**DESCRIPTION OF THE TASK:**
Set down each entry from the block beneath, exactly as written.

**DATA LISTING:**
┄┄┄┄┄┄

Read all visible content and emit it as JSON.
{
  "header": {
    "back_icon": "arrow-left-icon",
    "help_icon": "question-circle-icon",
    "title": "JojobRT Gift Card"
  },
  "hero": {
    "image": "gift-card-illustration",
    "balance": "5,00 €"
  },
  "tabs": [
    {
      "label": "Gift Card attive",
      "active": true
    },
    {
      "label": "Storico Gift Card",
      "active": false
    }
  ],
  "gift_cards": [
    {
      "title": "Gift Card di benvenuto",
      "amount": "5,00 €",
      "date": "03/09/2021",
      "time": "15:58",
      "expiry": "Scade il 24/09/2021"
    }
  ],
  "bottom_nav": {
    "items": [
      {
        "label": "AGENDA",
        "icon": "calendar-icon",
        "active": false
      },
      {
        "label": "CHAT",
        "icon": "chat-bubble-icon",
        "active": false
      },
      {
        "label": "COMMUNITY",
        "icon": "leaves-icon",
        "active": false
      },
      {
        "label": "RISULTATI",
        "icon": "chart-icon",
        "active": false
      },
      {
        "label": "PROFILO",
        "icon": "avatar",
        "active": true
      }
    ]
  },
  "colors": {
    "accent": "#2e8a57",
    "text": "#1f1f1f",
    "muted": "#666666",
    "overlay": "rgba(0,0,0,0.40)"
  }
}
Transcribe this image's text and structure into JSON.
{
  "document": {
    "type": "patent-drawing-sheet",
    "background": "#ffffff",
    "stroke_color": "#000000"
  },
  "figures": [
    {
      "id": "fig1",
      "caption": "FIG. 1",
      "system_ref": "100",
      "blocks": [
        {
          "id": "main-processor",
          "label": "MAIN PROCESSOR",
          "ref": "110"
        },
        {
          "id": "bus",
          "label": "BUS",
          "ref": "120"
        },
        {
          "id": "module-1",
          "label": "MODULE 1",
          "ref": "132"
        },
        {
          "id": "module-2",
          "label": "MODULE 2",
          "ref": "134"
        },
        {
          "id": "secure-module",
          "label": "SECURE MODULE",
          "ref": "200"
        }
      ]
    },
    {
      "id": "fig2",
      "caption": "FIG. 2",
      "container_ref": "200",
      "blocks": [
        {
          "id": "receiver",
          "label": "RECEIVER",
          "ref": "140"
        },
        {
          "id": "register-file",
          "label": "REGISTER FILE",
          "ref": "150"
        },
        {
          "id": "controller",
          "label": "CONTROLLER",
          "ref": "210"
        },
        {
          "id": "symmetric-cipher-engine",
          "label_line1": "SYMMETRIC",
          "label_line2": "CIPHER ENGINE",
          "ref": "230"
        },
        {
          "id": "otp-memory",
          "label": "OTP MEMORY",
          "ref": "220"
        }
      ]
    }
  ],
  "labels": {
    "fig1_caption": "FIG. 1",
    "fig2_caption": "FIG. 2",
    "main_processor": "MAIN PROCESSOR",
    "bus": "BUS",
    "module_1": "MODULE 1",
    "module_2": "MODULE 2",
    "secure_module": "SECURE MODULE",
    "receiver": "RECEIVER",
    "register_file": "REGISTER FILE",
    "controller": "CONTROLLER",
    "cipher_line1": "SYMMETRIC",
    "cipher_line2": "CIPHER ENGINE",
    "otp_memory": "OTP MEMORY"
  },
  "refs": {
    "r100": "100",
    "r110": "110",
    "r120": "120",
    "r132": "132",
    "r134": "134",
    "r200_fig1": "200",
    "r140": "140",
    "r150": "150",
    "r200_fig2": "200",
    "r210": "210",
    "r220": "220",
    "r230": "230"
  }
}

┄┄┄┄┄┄

**WRITTEN ANSWER:**
Read all visible content and emit it as JSON.
{
  "header": {
    "back_icon": "arrow-left-icon",
    "help_icon": "question-circle-icon",
    "title": "JojobRT Gift Card"
  },
  "hero": {
    "image": "gift-card-illustration",
    "balance": "5,00 €"
  },
  "tabs": [
    {
      "label": "Gift Card attive",
      "active": true
    },
    {
      "label": "Storico Gift Card",
      "active": false
    }
  ],
  "gift_cards": [
    {
      "title": "Gift Card di benvenuto",
      "amount": "5,00 €",
      "date": "03/09/2021",
      "time": "15:58",
      "expiry": "Scade il 24/09/2021"
    }
  ],
  "bottom_nav": {
    "items": [
      {
        "label": "AGENDA",
        "icon": "calendar-icon",
        "active": false
      },
      {
        "label": "CHAT",
        "icon": "chat-bubble-icon",
        "active": false
      },
      {
        "label": "COMMUNITY",
        "icon": "leaves-icon",
        "active": false
      },
      {
        "label": "RISULTATI",
        "icon": "chart-icon",
        "active": false
      },
      {
        "label": "PROFILO",
        "icon": "avatar",
        "active": true
      }
    ]
  },
  "colors": {
    "accent": "#2e8a57",
    "text": "#1f1f1f",
    "muted": "#666666",
    "overlay": "rgba(0,0,0,0.40)"
  }
}
Transcribe this image's text and structure into JSON.
{
  "document": {
    "type": "patent-drawing-sheet",
    "background": "#ffffff",
    "stroke_color": "#000000"
  },
  "figures": [
    {
      "id": "fig1",
      "caption": "FIG. 1",
      "system_ref": "100",
      "blocks": [
        {
          "id": "main-processor",
          "label": "MAIN PROCESSOR",
          "ref": "110"
        },
        {
          "id": "bus",
          "label": "BUS",
          "ref": "120"
        },
        {
          "id": "module-1",
          "label": "MODULE 1",
          "ref": "132"
        },
        {
          "id": "module-2",
          "label": "MODULE 2",
          "ref": "134"
        },
        {
          "id": "secure-module",
          "label": "SECURE MODULE",
          "ref": "200"
        }
      ]
    },
    {
      "id": "fig2",
      "caption": "FIG. 2",
      "container_ref": "200",
      "blocks": [
        {
          "id": "receiver",
          "label": "RECEIVER",
          "ref": "140"
        },
        {
          "id": "register-file",
          "label": "REGISTER FILE",
          "ref": "150"
        },
        {
          "id": "controller",
          "label": "CONTROLLER",
          "ref": "210"
        },
        {
          "id": "symmetric-cipher-engine",
          "label_line1": "SYMMETRIC",
          "label_line2": "CIPHER ENGINE",
          "ref": "230"
        },
        {
          "id": "otp-memory",
          "label": "OTP MEMORY",
          "ref": "220"
        }
      ]
    }
  ],
  "labels": {
    "fig1_caption": "FIG. 1",
    "fig2_caption": "FIG. 2",
    "main_processor": "MAIN PROCESSOR",
    "bus": "BUS",
    "module_1": "MODULE 1",
    "module_2": "MODULE 2",
    "secure_module": "SECURE MODULE",
    "receiver": "RECEIVER",
    "register_file": "REGISTER FILE",
    "controller": "CONTROLLER",
    "cipher_line1": "SYMMETRIC",
    "cipher_line2": "CIPHER ENGINE",
    "otp_memory": "OTP MEMORY"
  },
  "refs": {
    "r100": "100",
    "r110": "110",
    "r120": "120",
    "r132": "132",
    "r134": "134",
    "r200_fig1": "200",
    "r140": "140",
    "r150": "150",
    "r200_fig2": "200",
    "r210": "210",
    "r220": "220",
    "r230": "230"
  }
}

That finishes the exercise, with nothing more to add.